The main meat of the diary consists of a weeks view on the left hand page, with approximately 5 lines worth of space per day, this halved for the weekend days, and a free lined page on the right hand page to write notes. This is the stand out feature for this diary, loads of room to write notes about assignments, project deadlines and travel references that you may need in that week. If you run out of room there is also around ten, double page worth of note paper at the back.
At the back, both diaries have a little pocket, that can easily be used to store important bits of paper you pick up throught the week, business cards, receipts, precriptions etc. The black diary has a dedicated address book area at the back with plain lined note paper. In the red there is stickers if you choose to use some of the back pages of your notebook to convert to an address book. An added bonus of the red diary only is the vast pack of bright stickers that can be used to mark birthdays and dental appointments as well as when the dreaded bills are due.
The diaries retail around the £15 mark with the 18 month being pricier.

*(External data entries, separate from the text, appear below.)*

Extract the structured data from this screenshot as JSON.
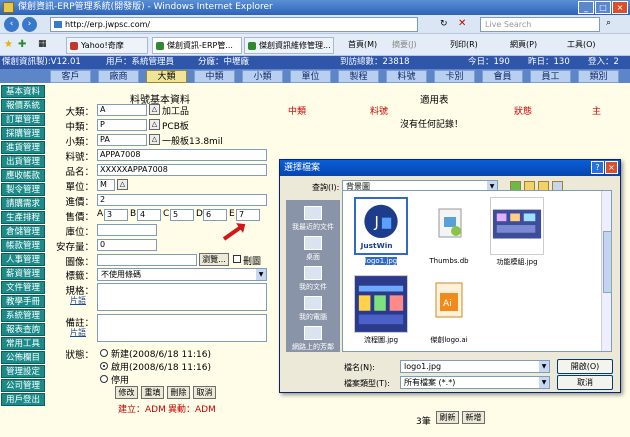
{
  "browser": {
    "title": "傑創資訊-ERP管理系統(開發版) - Windows Internet Explorer",
    "url": "http://erp.jwpsc.com/",
    "search_placeholder": "Live Search",
    "tabs": [
      "Yahoo!奇摩",
      "傑創資訊-ERP管...",
      "傑創資訊維修管理..."
    ],
    "toolbar": [
      "首頁(M)",
      "摘要(J)",
      "列印(R)",
      "網頁(P)",
      "工具(O)"
    ]
  },
  "appbar": {
    "version": "傑創資訊製):V12.01",
    "user": "用戶：系統管理員",
    "division": "分廠：中壢廠",
    "reg": "到訪總數：23818",
    "today": "今日：190",
    "yesterday": "昨日：130",
    "online": "登入：2"
  },
  "menu": [
    "客戶",
    "廠商",
    "大類",
    "中類",
    "小類",
    "單位",
    "製程",
    "料號",
    "卡別",
    "會員",
    "員工",
    "類別"
  ],
  "menu_active": "大類",
  "sidebar": [
    "基本資料",
    "報價系統",
    "訂單管理",
    "採購管理",
    "進貨管理",
    "出貨管理",
    "應收帳款",
    "製令管理",
    "請購需求",
    "生產排程",
    "倉儲管理",
    "帳款管理",
    "人事管理",
    "薪資管理",
    "文件管理",
    "教學手冊",
    "系統管理",
    "報表查詢",
    "常用工具",
    "公佈欄目",
    "管理設定",
    "公司管理",
    "用戶登出"
  ],
  "form": {
    "title": "料號基本資料",
    "fields": [
      {
        "label": "大類：",
        "value": "A",
        "extra": "加工品"
      },
      {
        "label": "中類：",
        "value": "P",
        "extra": "PCB板"
      },
      {
        "label": "小類：",
        "value": "PA",
        "extra": "一般板13.8mil"
      },
      {
        "label": "料號：",
        "value": "APPA7008"
      },
      {
        "label": "品名：",
        "value": "XXXXXAPPA7008"
      },
      {
        "label": "單位：",
        "value": "M"
      },
      {
        "label": "進價：",
        "value": "2"
      },
      {
        "label": "售價：",
        "value": ""
      },
      {
        "label": "庫位：",
        "value": ""
      },
      {
        "label": "安存量：",
        "value": "0"
      },
      {
        "label": "圖像：",
        "value": ""
      },
      {
        "label": "標籤：",
        "value": "不使用條碼"
      },
      {
        "label": "規格：",
        "value": ""
      },
      {
        "label": "備註：",
        "value": ""
      }
    ],
    "price_tiers": [
      "A",
      "B",
      "C",
      "D",
      "E"
    ],
    "price_values": [
      "3",
      "4",
      "5",
      "6",
      "7"
    ],
    "browse_label": "瀏覽...",
    "delete_image": "刪圖",
    "image_link": "片語",
    "status_label": "狀態：",
    "status_options": [
      {
        "label": "新建(2008/6/18 11:16)",
        "checked": false
      },
      {
        "label": "啟用(2008/6/18 11:16)",
        "checked": true
      },
      {
        "label": "停用",
        "checked": false
      }
    ],
    "buttons": [
      "修改",
      "重填",
      "刪除",
      "取消"
    ],
    "created": "建立：ADM",
    "modified": "異動：ADM"
  },
  "right_panel": {
    "title": "適用表",
    "columns": [
      "中類",
      "料號",
      "狀態",
      "主"
    ],
    "empty": "沒有任何記錄！",
    "pager": "3筆",
    "pager_buttons": [
      "刷新",
      "新增"
    ]
  },
  "dialog": {
    "title": "選擇檔案",
    "lookin_label": "查詢(I):",
    "lookin_value": "背景圖",
    "places": [
      "我最近的文件",
      "桌面",
      "我的文件",
      "我的電腦",
      "網路上的芳鄰"
    ],
    "files": [
      {
        "name": "logo1.jpg",
        "selected": true
      },
      {
        "name": "Thumbs.db",
        "selected": false
      },
      {
        "name": "功能模組.jpg",
        "selected": false
      },
      {
        "name": "流程圖.jpg",
        "selected": false
      },
      {
        "name": "傑創logo.ai",
        "selected": false
      }
    ],
    "filename_label": "檔名(N):",
    "filename_value": "logo1.jpg",
    "filetype_label": "檔案類型(T):",
    "filetype_value": "所有檔案 (*.*)",
    "open": "開啟(O)",
    "cancel": "取消"
  }
}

Available in Waterstones book stores, online and in department stores. I think this is a price worth paying for a professional looking practical diary (black). Its virtually unbranding, save the word Moleskine embossed at the back makes you and it look expensive and important, more for the black than the red.
Please Moleskine can you bring the 12 month out in other colour versions. I am having to consider buying 18 month diary every 12 months to fulfill my needs. :(
The medium black book does not scream class and quality, but says it in such a calm and controlled manner, that no-one dares argue with it.